Find every line below with "labels" in it and give only how many there are.

## App and web page records:
* * * * * * * * *

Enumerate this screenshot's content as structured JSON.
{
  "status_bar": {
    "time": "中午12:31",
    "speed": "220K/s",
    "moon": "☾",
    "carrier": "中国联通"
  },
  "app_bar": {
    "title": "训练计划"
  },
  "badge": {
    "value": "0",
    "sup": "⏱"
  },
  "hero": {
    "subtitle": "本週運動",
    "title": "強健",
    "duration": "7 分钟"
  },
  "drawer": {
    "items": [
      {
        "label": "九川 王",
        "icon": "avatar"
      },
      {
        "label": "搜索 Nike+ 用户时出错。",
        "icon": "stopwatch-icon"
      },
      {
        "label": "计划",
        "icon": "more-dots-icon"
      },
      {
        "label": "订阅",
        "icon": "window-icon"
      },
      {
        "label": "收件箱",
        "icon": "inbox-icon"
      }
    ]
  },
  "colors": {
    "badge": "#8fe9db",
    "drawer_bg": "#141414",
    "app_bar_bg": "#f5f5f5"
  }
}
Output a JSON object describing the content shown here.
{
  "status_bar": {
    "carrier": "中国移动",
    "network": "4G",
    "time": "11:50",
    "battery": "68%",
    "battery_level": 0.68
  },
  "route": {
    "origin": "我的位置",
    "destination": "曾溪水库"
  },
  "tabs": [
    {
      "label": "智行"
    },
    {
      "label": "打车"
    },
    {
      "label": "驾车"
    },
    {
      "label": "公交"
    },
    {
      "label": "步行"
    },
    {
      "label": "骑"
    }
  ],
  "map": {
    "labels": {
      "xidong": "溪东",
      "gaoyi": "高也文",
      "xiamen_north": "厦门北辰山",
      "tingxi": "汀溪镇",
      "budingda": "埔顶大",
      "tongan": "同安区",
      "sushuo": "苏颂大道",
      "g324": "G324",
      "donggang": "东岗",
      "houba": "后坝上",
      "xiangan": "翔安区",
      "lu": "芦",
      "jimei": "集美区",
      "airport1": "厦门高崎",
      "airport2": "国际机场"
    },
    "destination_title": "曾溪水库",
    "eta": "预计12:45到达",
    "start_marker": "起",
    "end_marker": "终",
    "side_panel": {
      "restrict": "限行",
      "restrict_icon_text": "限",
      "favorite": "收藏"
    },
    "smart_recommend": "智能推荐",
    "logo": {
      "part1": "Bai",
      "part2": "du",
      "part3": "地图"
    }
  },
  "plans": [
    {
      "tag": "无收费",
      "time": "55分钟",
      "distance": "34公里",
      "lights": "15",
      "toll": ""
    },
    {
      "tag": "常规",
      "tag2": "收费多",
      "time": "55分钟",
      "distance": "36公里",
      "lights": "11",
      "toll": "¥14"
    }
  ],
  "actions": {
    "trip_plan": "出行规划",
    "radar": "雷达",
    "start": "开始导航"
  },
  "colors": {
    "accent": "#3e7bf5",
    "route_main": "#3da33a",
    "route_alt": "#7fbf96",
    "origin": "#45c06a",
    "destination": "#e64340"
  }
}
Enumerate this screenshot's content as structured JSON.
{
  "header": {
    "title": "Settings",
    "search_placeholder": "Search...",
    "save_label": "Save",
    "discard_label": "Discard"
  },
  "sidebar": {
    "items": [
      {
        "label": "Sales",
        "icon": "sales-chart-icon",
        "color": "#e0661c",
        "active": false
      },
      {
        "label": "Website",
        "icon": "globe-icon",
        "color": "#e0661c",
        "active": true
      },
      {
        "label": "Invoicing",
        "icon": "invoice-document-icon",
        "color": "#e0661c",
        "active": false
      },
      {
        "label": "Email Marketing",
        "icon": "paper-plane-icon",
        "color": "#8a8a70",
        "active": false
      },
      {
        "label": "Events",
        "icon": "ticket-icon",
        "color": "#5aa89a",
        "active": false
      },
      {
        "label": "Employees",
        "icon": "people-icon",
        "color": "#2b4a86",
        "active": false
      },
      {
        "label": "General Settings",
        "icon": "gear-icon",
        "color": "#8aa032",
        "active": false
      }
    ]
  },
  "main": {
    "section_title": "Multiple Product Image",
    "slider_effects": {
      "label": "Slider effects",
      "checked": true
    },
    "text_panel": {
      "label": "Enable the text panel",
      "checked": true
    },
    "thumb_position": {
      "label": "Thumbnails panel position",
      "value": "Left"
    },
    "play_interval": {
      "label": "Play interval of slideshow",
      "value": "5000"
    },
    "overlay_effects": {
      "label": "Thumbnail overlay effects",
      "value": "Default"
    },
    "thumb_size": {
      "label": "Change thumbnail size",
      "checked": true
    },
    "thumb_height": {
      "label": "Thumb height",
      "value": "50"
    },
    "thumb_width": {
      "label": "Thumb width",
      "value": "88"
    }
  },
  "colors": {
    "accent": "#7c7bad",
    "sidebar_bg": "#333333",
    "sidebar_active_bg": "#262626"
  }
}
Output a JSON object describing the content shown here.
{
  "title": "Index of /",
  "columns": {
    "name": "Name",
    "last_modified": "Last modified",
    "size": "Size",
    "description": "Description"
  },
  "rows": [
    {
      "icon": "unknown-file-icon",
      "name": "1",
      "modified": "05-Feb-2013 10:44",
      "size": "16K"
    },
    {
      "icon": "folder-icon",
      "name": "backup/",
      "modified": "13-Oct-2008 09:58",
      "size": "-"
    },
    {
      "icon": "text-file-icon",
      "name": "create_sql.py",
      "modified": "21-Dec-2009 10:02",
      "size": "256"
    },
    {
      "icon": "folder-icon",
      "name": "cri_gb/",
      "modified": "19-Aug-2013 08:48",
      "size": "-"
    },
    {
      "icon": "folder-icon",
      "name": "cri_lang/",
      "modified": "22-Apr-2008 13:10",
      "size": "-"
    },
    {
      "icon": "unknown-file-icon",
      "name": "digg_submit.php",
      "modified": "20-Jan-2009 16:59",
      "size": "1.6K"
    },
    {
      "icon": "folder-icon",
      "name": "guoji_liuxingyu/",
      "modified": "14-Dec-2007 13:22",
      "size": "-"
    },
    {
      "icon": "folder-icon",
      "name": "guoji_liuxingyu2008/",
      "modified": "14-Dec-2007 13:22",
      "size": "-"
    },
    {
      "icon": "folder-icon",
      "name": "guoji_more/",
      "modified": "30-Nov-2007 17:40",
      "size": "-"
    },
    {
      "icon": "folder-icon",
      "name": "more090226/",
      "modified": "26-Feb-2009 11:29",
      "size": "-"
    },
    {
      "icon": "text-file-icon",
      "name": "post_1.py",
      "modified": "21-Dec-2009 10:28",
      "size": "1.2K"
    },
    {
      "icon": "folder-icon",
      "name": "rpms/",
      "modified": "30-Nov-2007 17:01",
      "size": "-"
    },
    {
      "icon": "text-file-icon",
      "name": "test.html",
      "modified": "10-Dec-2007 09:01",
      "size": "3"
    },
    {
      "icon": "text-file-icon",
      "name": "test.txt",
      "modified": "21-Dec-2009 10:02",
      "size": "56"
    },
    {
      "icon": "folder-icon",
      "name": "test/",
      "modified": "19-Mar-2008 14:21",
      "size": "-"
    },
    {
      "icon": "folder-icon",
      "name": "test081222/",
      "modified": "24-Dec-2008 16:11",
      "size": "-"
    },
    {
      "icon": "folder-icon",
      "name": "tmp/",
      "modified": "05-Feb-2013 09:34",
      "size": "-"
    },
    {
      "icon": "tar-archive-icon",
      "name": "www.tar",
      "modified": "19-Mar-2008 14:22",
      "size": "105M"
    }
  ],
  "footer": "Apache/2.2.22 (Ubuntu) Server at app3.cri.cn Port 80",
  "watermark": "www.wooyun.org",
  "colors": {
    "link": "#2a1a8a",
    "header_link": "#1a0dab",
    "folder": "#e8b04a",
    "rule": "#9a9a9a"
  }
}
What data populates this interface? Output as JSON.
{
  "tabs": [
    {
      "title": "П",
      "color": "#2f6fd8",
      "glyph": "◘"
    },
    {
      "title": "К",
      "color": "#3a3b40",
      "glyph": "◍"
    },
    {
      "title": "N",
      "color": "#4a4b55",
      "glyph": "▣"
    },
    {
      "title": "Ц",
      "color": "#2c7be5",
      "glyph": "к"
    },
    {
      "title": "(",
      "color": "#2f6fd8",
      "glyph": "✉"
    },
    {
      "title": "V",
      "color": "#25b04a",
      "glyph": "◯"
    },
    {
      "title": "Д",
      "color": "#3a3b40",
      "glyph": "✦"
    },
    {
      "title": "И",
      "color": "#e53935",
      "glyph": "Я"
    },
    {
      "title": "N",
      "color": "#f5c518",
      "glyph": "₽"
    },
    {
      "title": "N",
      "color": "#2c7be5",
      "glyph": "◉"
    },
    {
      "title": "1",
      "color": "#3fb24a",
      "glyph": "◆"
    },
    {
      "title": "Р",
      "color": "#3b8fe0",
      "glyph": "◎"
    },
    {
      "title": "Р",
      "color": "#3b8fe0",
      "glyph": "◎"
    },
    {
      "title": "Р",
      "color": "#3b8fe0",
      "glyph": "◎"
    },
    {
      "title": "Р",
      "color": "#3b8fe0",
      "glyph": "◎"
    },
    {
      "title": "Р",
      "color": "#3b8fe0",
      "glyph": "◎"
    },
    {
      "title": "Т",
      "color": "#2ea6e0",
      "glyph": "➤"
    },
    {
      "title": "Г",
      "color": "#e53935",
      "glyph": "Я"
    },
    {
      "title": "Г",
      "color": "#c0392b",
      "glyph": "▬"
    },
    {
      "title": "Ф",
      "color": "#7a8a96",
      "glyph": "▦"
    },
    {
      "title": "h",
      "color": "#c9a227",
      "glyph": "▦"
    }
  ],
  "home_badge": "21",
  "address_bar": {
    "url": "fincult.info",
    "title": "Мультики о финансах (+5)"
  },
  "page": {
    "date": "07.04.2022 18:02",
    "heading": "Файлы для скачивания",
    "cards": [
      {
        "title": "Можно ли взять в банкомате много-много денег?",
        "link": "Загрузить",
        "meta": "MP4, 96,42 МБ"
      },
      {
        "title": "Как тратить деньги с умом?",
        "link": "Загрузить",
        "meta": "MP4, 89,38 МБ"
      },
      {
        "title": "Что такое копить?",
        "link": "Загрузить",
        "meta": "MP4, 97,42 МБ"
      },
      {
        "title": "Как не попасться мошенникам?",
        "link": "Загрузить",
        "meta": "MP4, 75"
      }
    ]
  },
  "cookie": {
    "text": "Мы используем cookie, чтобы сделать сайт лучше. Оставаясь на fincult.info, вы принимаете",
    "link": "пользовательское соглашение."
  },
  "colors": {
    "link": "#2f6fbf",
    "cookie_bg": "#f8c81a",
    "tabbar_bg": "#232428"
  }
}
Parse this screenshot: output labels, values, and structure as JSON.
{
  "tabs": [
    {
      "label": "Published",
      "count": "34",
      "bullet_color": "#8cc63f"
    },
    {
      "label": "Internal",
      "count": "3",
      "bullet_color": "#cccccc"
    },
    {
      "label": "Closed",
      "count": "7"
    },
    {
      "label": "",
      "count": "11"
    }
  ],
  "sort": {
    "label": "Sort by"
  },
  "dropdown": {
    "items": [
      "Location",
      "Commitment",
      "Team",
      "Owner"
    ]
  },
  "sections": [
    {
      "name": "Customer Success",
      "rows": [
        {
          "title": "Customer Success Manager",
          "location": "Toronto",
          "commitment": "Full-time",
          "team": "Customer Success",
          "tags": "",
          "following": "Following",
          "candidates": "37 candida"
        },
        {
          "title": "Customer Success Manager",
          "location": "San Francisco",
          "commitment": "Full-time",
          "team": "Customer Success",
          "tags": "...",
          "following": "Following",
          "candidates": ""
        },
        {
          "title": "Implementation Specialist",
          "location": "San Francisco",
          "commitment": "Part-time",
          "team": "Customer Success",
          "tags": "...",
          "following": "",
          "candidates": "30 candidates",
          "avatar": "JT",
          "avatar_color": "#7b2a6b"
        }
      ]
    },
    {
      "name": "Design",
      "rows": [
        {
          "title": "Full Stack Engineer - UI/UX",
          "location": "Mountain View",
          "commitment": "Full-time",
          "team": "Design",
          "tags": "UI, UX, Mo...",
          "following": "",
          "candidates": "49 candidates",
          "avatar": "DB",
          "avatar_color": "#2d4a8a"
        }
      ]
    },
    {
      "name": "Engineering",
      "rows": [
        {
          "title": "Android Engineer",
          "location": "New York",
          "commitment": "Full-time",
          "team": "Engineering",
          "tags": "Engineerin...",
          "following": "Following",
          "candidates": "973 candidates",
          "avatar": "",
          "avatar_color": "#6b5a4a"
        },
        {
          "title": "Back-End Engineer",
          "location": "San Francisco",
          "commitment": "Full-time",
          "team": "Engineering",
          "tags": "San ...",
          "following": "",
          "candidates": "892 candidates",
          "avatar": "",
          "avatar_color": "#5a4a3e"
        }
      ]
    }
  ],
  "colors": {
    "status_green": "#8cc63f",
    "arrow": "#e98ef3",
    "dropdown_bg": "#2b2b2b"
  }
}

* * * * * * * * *

## Completed task:
2